by Jonathan Vatner | October 01, 2005

Christina Condos

Too little, too late:
Christina Condos of
Questex Media Group
has experienced the tense,
last-minute scramble for housing.

A few weeks before the AIIM On Demand Conference & Exposition, show organizer Christina Condos realized she needed an additional 1,000 hotel rooms. That kind of news isn’t always a crisis, except that Philadelphia, where the event would be held, was encroaching on full occupancy over those dates. Ironically, Condos’ company had decreased the block by 1,300 rooms just months before, fearing massive attrition penalties.
    “There was a concern that there would be too many rooms,” explains Condos, group director for technology events at Questex Media Group in Newton, Mass. “Then we made a major push for people to book their rooms and realized we might not have enough.”
    In today’s booming hospitality climate, finding enough hotel rooms for meetings in top-tier cities has become increasingly difficult, especially as meeting attendance begins to return to pre-2000 levels. To make matters worse, attrition fears routinely cause planners to play it safe and “underblock.” In other words, they set aside too few rooms, making a last-minute scramble almost inevitable.
    Multiple factors contributed to the room shortage at the AIIM On Demand show, geared toward the digital printing and enterprise content management industries. First, because this year was the show’s first in Philadelphia after a long run in New York City, Condos’ predecessor had blocked a conservative 2,400 rooms, rather than the 3,700 booked in years past. Second, it was difficult to gauge how many exhibitors would need hotel rooms in the new city. Attendees had been good about registering in advance, but exhibitors often were unpredictable about how many hotel rooms they would need and whether they would book within the block. Third, the show took place in May, a prime month for both conferences and leisure travelers, making it a tight squeeze in the first place.
    When the room shortage became evident, the Philadelphia Convention and Visitors Bureau worked with Condos to call just about every hotel in the city, searching for empty rooms over those dates.

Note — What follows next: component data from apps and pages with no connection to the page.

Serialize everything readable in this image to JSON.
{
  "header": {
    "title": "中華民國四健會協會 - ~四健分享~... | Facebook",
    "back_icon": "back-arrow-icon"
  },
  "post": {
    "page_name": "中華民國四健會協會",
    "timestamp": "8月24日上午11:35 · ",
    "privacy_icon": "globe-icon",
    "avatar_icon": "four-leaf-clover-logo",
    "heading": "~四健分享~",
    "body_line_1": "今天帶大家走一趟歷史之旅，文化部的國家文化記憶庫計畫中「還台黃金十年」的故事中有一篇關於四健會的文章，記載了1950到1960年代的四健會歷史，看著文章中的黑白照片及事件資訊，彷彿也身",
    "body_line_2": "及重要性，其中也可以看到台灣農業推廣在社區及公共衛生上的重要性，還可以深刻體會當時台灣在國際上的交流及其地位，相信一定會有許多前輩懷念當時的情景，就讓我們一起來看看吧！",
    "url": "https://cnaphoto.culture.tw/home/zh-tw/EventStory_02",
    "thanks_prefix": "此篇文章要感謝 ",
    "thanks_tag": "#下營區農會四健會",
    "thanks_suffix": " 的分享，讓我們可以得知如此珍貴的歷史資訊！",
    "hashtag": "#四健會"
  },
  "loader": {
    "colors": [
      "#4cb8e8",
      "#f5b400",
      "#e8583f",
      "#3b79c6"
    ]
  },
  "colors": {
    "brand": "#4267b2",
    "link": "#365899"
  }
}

They eventually scrounged up the needed rooms, a dozen at a time.
    “The city went all out for us,” says a relieved Condos. “We were able to satisfy most of the people who needed rooms.”
    Some attendees ended up as far away as the airport, and Condos’ staff did as much as they could, given no transportation budget, to assuage their grievances. Some hotels offered to provide transportation, though at most properties, attendees were on their own.
    Condos’ consolation is that next year, housing will run much more smoothly. “We have a better understanding of what our needs are, so we’ll be in much better shape for next year,” she says.